He said the 2.5-gram threshold will not likely affect overdose deaths. The priority needs to be getting a safe supply into the market, among other measures, Kerr said, cautioning Canadians not to be distracted from finding ways to save lives by the decriminalization news.
The model in Portugal is not without its flaws, he said, particularly as it can end up forcing people using substances such as marijuana into its system.
“It’s not a slam dunk. I think people sort of assume the Portuguese model has been a great success, I don’t think that that’s really conclusive,” he said. “I think there’s some likely benefits, but I think there’s some debate about that.”
The Star asked to speak to someone from B.C.’s Ministry of Health about any next moves post-decriminalization. An emailed response from the Ministry of Mental Health and Addictions stated that the new plan would break down the barriers preventing people from getting to “life-saving services” by removing the fear of criminalization.

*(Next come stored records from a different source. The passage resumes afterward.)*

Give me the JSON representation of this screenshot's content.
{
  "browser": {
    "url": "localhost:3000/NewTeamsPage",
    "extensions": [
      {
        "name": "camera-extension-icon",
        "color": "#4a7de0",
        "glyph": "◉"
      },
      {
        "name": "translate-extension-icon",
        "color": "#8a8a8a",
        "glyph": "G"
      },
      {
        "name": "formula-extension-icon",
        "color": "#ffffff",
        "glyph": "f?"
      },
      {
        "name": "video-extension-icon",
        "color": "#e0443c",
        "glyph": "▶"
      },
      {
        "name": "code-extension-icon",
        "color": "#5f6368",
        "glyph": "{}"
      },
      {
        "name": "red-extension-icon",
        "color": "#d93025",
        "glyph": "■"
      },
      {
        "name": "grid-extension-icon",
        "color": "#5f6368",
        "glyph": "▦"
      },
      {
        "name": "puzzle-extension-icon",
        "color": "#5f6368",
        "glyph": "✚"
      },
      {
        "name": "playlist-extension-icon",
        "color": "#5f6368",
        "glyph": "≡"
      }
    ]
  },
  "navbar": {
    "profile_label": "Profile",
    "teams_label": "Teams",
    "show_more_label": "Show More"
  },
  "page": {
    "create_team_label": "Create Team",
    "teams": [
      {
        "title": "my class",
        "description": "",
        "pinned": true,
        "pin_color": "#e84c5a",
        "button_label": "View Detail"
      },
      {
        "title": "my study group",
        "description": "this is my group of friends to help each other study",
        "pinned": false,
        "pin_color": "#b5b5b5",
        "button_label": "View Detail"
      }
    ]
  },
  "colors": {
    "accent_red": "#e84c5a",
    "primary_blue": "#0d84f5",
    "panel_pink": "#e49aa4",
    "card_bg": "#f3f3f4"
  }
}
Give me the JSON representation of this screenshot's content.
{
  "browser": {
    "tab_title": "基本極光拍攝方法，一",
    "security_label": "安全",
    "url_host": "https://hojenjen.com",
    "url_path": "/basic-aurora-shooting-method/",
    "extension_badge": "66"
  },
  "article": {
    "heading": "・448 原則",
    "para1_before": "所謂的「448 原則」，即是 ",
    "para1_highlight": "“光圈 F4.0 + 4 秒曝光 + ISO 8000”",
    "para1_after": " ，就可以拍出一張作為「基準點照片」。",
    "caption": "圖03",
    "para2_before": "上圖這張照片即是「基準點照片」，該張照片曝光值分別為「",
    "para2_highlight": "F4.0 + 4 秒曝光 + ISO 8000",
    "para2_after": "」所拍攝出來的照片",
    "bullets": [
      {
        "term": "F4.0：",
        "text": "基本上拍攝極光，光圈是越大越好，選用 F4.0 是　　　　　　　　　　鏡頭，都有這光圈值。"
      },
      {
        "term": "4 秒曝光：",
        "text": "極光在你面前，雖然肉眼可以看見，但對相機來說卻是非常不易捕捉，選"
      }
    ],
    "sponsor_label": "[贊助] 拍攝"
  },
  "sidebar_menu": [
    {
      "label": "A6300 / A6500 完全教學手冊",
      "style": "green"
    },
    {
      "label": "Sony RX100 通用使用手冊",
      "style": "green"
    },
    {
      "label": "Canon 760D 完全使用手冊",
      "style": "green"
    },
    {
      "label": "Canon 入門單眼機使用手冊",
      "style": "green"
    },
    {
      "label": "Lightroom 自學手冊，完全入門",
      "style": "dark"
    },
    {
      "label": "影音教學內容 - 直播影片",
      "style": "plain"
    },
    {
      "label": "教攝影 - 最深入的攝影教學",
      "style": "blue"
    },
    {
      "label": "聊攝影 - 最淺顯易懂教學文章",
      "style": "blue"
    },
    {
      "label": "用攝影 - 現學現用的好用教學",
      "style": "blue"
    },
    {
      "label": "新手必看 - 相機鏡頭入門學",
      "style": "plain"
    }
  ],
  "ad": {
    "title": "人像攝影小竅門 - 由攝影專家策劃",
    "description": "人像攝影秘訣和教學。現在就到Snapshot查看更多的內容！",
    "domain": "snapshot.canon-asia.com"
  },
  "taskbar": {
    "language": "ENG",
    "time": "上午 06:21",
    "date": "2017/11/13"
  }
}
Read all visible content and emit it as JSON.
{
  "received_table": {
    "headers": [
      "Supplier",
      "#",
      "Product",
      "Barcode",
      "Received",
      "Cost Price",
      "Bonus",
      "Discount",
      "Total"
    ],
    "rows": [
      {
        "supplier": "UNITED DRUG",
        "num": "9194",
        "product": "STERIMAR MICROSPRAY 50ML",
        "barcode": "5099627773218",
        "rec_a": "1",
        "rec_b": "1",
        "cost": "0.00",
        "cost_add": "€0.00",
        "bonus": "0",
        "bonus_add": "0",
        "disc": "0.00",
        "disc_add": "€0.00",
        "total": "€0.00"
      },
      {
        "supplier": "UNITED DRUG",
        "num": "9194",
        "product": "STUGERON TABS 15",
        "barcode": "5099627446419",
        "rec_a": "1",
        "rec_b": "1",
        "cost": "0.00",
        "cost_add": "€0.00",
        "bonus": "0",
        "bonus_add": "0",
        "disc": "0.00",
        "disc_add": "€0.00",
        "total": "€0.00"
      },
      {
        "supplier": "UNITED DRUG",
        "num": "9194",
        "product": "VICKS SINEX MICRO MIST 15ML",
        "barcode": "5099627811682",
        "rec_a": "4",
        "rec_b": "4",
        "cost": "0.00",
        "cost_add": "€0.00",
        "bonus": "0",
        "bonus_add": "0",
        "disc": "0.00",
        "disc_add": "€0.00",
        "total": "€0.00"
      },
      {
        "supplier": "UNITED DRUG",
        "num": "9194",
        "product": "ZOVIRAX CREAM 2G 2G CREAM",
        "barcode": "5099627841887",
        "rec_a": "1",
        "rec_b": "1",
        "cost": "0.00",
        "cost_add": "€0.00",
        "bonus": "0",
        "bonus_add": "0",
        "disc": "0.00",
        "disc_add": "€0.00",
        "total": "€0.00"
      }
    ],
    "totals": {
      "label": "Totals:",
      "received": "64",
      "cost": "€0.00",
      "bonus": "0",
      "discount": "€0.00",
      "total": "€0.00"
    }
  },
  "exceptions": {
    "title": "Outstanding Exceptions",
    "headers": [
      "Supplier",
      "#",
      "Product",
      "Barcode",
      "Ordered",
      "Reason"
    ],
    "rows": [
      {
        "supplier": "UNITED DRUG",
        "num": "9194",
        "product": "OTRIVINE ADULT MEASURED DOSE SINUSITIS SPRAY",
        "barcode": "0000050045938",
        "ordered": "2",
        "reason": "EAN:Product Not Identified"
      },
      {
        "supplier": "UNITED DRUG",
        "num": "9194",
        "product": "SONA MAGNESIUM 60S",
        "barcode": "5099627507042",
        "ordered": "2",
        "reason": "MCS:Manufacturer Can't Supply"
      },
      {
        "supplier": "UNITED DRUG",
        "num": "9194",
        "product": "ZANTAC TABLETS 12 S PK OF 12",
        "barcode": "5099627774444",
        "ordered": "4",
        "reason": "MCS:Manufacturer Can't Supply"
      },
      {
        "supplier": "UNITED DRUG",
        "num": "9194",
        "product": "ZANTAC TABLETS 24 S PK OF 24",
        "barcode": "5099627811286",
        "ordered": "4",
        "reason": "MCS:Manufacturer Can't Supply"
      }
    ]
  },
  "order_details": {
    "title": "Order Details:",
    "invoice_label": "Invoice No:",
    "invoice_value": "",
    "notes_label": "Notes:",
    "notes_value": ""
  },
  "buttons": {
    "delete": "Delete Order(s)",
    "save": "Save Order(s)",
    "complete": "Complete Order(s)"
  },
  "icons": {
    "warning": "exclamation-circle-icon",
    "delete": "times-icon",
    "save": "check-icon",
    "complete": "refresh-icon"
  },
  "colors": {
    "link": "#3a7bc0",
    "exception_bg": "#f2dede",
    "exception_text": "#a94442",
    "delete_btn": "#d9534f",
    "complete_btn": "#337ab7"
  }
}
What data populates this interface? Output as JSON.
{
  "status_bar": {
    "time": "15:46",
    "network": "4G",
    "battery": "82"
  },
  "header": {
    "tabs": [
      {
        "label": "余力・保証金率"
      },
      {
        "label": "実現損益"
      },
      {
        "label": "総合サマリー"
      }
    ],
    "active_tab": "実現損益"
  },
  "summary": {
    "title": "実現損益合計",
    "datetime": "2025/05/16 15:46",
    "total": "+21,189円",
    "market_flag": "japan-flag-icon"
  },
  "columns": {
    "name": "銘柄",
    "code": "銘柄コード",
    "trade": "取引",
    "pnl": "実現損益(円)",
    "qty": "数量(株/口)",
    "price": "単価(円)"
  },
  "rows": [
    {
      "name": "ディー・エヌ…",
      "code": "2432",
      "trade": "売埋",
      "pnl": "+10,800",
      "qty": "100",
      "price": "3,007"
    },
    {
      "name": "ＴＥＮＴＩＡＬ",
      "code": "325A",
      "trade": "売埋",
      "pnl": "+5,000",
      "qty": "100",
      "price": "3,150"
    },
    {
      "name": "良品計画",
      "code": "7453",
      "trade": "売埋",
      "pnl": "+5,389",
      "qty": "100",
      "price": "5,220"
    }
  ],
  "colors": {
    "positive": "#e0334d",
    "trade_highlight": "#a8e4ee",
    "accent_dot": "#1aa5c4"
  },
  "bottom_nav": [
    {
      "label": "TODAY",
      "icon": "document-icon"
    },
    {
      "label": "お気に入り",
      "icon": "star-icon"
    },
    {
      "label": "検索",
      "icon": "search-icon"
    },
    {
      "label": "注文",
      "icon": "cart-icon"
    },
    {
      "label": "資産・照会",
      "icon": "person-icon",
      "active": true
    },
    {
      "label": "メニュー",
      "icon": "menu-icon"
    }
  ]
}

“B.C.’s exemption includes progressive and innovative approaches that have been guided by public health, including no mandatory treatment referrals, no issuing fines or other administrative penalties, and no drug seizures,” said the email from public affairs officer Kendra Wong.
Instead, people found in possession of drugs will be given information on treatment and recovery options, among other information.
The email added that the province is working on building mental-health and addictions care “from the ground up” with a $500-million investment, but few details were given.
Whatever direction B.C. and the rest of Canada take after the exemption takes effect next year, Goulão said it’s important that administrative bodies co-ordinate their efforts.
As well, he said, it’s important that our approaches recognize that drug users are human beings living with challenges not unlike those of other people.
“I think it’s important to consider that drug addiction is a disease with the same dignity as other diseases,” he said. “We have worked a lot in trying to lower the stigma. I believe decriminalization contributed a lot.”
Jeremy Nuttall is a Vancouver-based investigative reporter for the Star. Follow him on Twitter: @Nuttallreports